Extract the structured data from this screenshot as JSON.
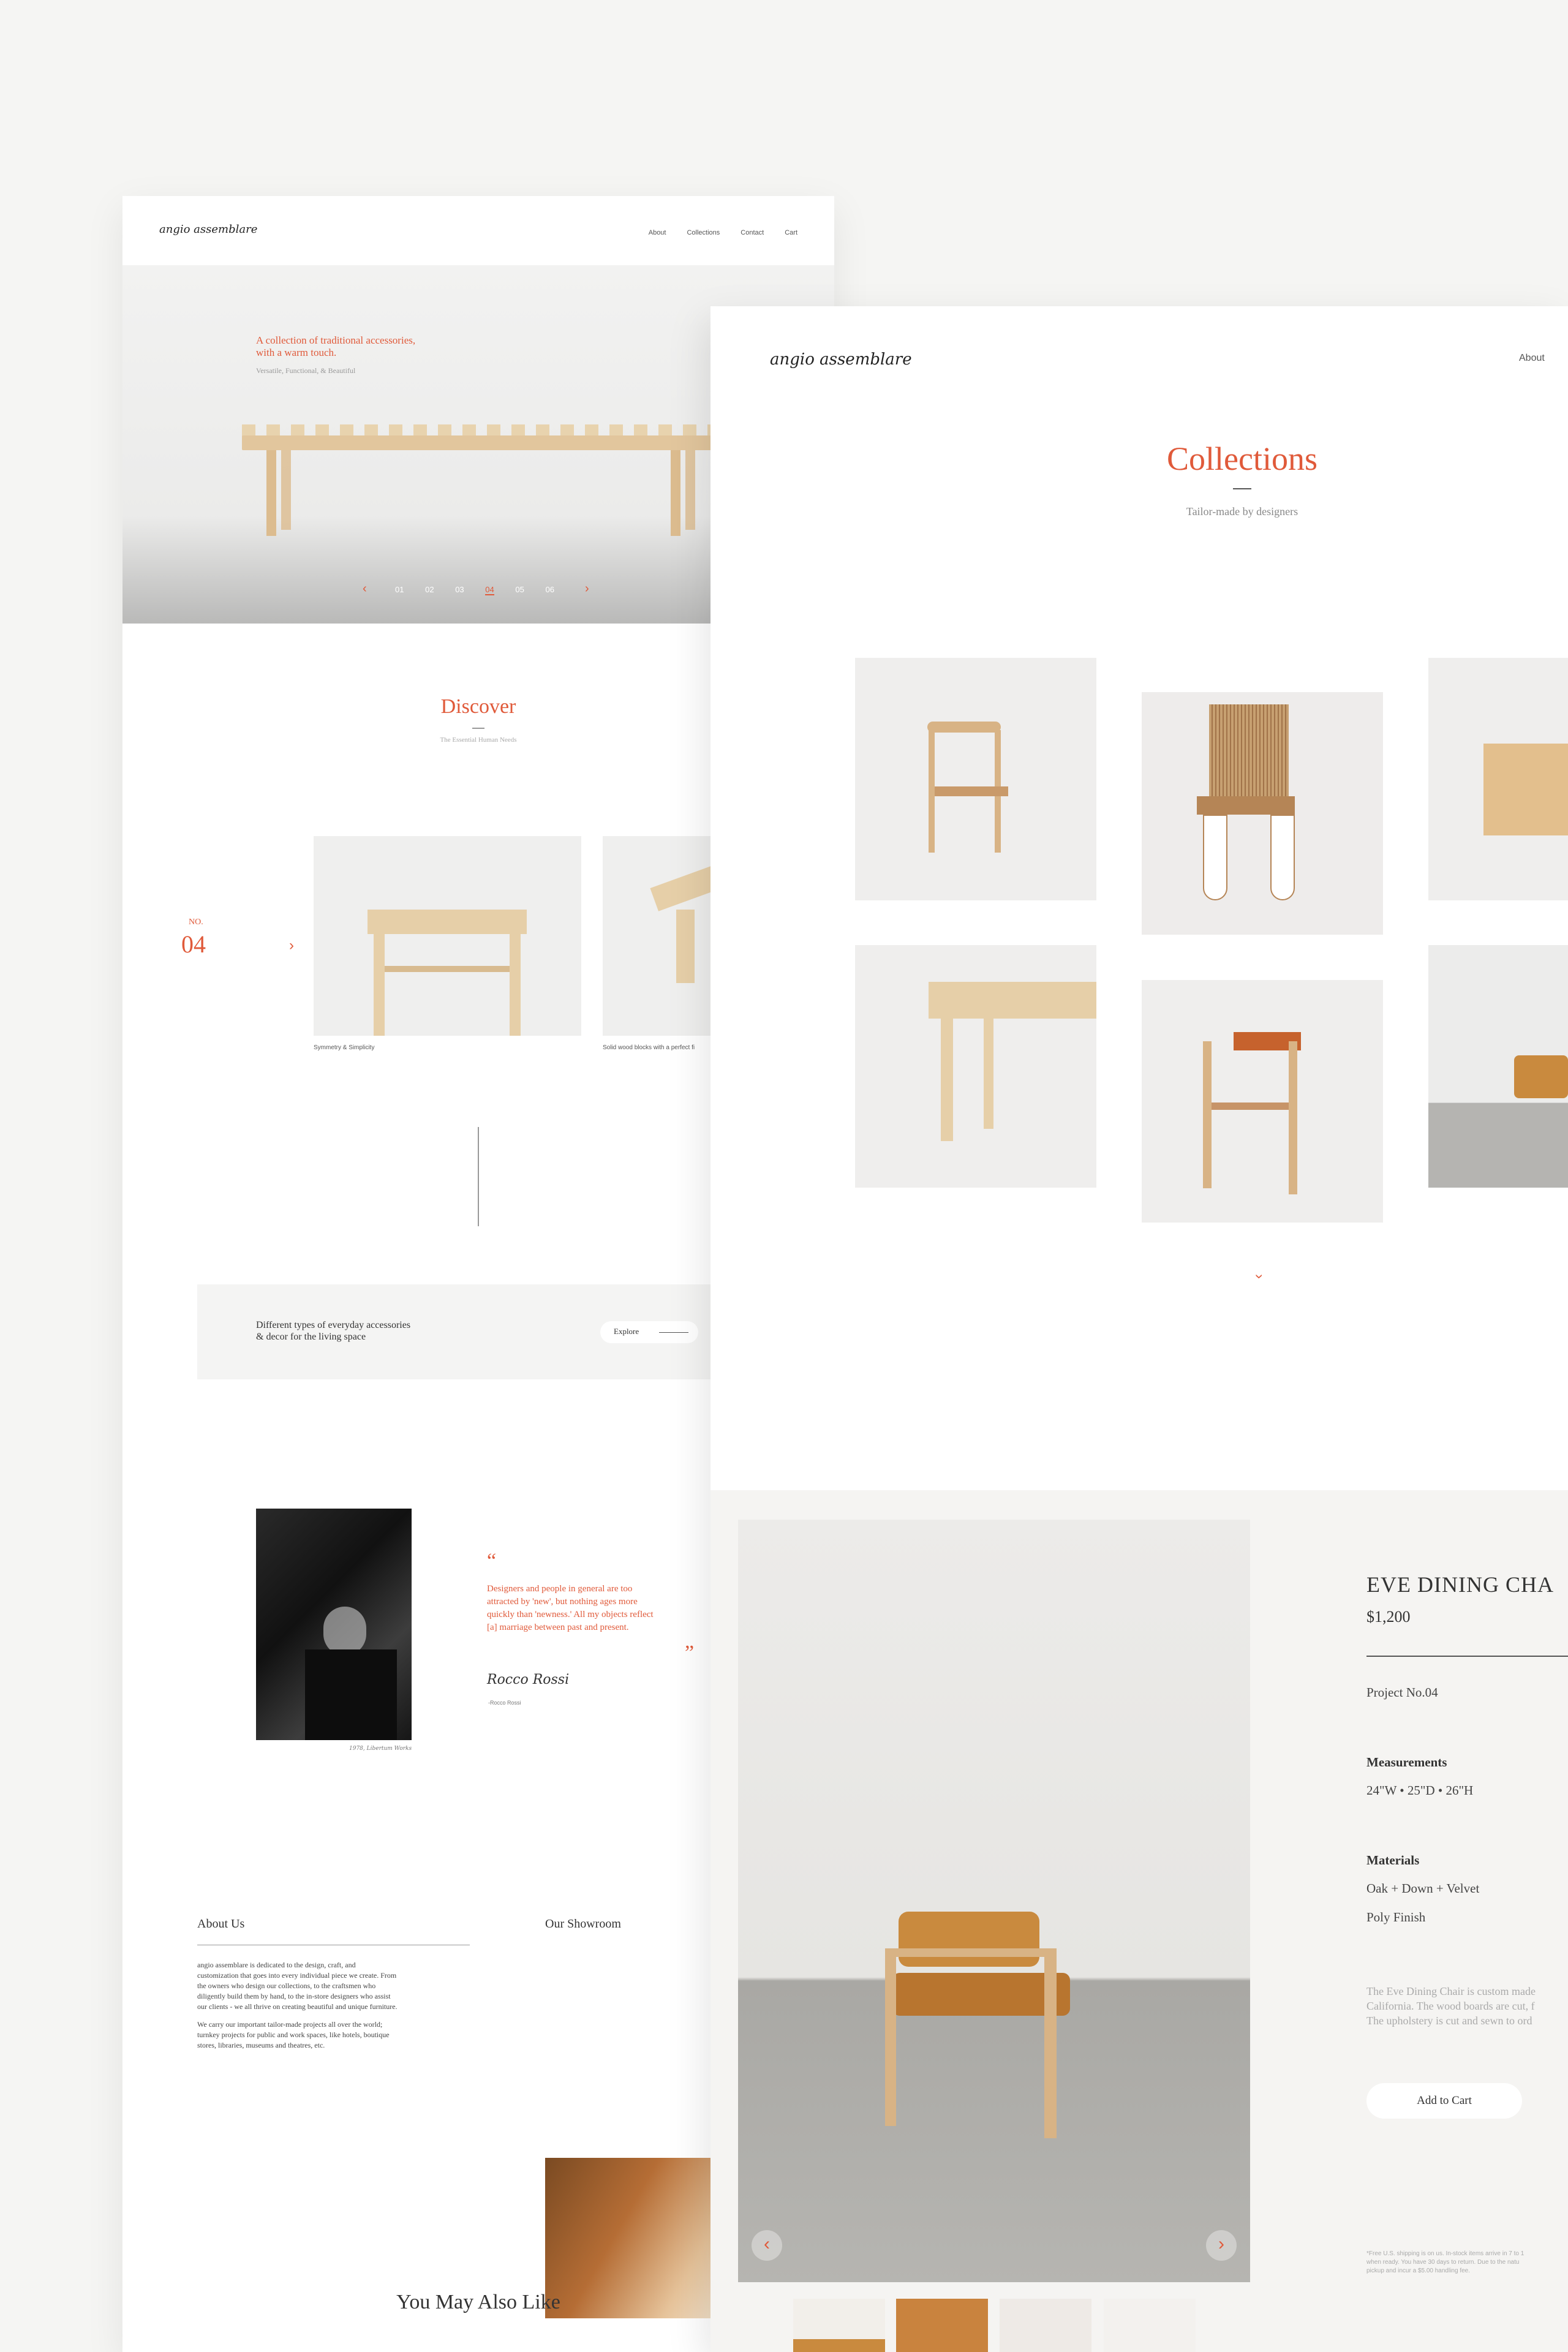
{
  "left": {
    "logo": "angio assemblare",
    "nav": [
      "About",
      "Collections",
      "Contact",
      "Cart"
    ],
    "hero": {
      "headline_line1": "A collection of traditional accessories,",
      "headline_line2": "with a warm touch.",
      "subtitle": "Versatile, Functional, & Beautiful",
      "slides": [
        "01",
        "02",
        "03",
        "04",
        "05",
        "06"
      ],
      "active_slide": "04"
    },
    "discover": {
      "title": "Discover",
      "subtitle": "The Essential Human Needs",
      "no_label": "NO.",
      "number": "04",
      "captions": [
        "Symmetry & Simplicity",
        "Solid wood blocks with a perfect fi"
      ]
    },
    "banner": {
      "line1": "Different types of everyday accessories",
      "line2": "& decor for the living space",
      "button": "Explore"
    },
    "quote": {
      "open": "“",
      "close": "”",
      "line1": "Designers and people in general are too",
      "line2": "attracted by 'new', but nothing ages more",
      "line3": "quickly than 'newness.' All my objects reflect",
      "line4": "[a] marriage between past and present.",
      "signature": "Rocco Rossi",
      "author": "-Rocco Rossi",
      "photo_caption": "1978, Libertum Works"
    },
    "about": {
      "title": "About Us",
      "p1_lines": [
        "angio assemblare is dedicated to the design, craft, and",
        "customization that goes into every individual piece we create. From",
        "the owners who design our collections, to the craftsmen who",
        "diligently build them by hand, to the in-store designers who assist",
        "our clients - we all thrive on creating beautiful and unique furniture."
      ],
      "p2_lines": [
        "We carry our important tailor-made projects all over the world;",
        "turnkey projects for public and work spaces, like hotels, boutique",
        "stores, libraries, museums and theatres, etc."
      ]
    },
    "showroom": {
      "title": "Our Showroom"
    },
    "you_may_like": "You May Also Like"
  },
  "right": {
    "logo": "angio assemblare",
    "nav": [
      "About"
    ],
    "collections_title": "Collections",
    "collections_subtitle": "Tailor-made by designers",
    "product": {
      "name": "EVE DINING CHA",
      "price": "$1,200",
      "project": "Project No.04",
      "measurements_label": "Measurements",
      "measurements": "24\"W • 25\"D • 26\"H",
      "materials_label": "Materials",
      "materials": [
        "Oak + Down + Velvet",
        "Poly Finish"
      ],
      "description_lines": [
        "The Eve Dining Chair is custom made",
        "California. The wood boards are cut, f",
        "The upholstery is cut and sewn to ord"
      ],
      "add_to_cart": "Add to Cart",
      "shipping_lines": [
        "*Free U.S. shipping is on us. In-stock items arrive in 7 to 1",
        "when ready. You have 30 days to return. Due to the natu",
        "pickup and incur a $5.00 handling fee."
      ]
    }
  },
  "colors": {
    "accent": "#e05a3a",
    "wood": "#e2c69d",
    "upholstery": "#c98a3e",
    "background": "#f5f5f3"
  }
}
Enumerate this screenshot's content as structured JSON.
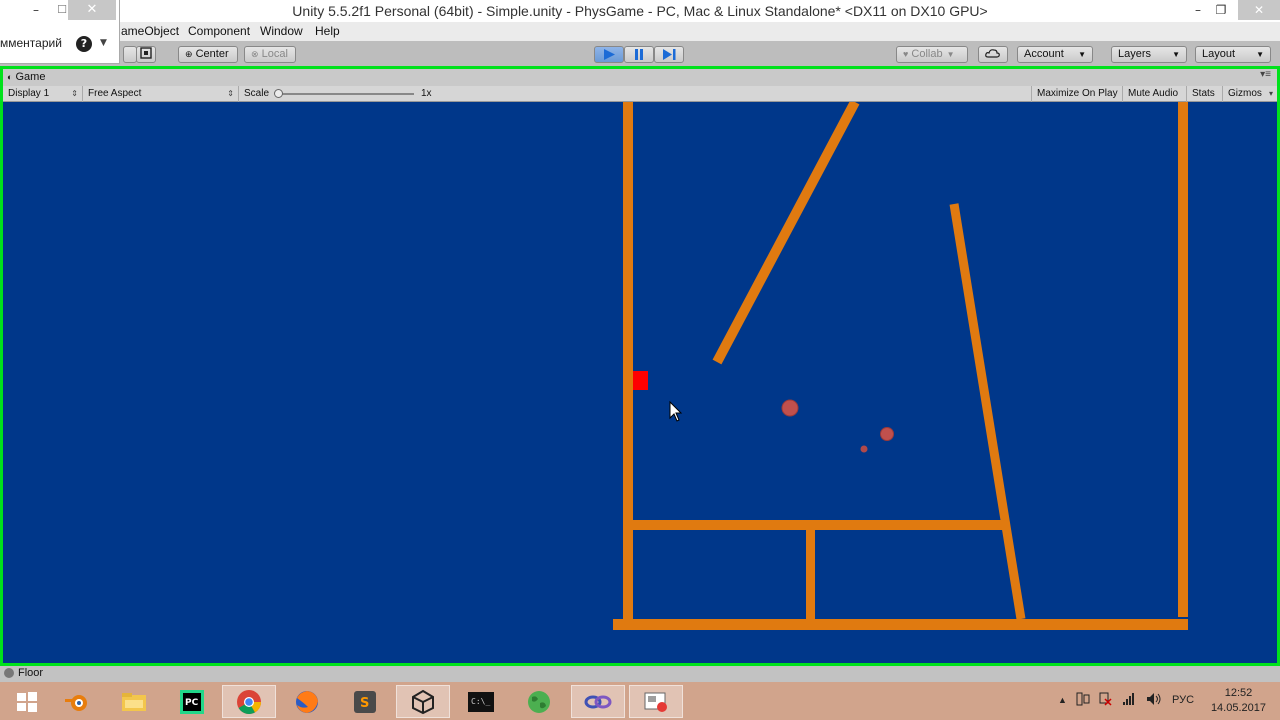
{
  "window": {
    "title": "Unity 5.5.2f1 Personal (64bit) - Simple.unity - PhysGame - PC, Mac & Linux Standalone* <DX11 on DX10 GPU>",
    "minimize": "–",
    "restore": "❐",
    "close": "✕"
  },
  "popup": {
    "minimize": "–",
    "maximize": "☐",
    "close": "✕",
    "comment_label": "мментарий",
    "help": "?",
    "dropdown_arrow": "▼"
  },
  "menu": [
    "ameObject",
    "Component",
    "Window",
    "Help"
  ],
  "toolbar": {
    "pivot_center": "Center",
    "pivot_local": "Local",
    "collab": "Collab",
    "account": "Account",
    "layers": "Layers",
    "layout": "Layout",
    "play_icon": "play-icon",
    "pause_icon": "pause-icon",
    "step_icon": "step-icon"
  },
  "game_panel": {
    "tab_label": "Game",
    "display": "Display 1",
    "aspect": "Free Aspect",
    "scale_label": "Scale",
    "scale_value": "1x",
    "maximize_on_play": "Maximize On Play",
    "mute_audio": "Mute Audio",
    "stats": "Stats",
    "gizmos": "Gizmos",
    "background_color": "#00378a",
    "object_color": "#e07a10",
    "player_color": "#ff0000",
    "ball_color": "#c0504d"
  },
  "status": {
    "message": "Floor"
  },
  "taskbar": {
    "apps": [
      "windows-start-icon",
      "blender-icon",
      "file-explorer-icon",
      "pycharm-icon",
      "chrome-icon",
      "firefox-icon",
      "sublime-icon",
      "unity-icon",
      "terminal-icon",
      "globe-icon",
      "link-app-icon",
      "screen-recorder-icon"
    ],
    "active_app": "unity-icon",
    "language": "РУС",
    "time": "12:52",
    "date": "14.05.2017"
  }
}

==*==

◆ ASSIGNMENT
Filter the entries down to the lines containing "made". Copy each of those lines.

◆ OUTPUT OF THE TASK
        "We carry our important tailor-made projects all over the world;",
    "collections_subtitle": "Tailor-made by designers",
        "The Eve Dining Chair is custom made",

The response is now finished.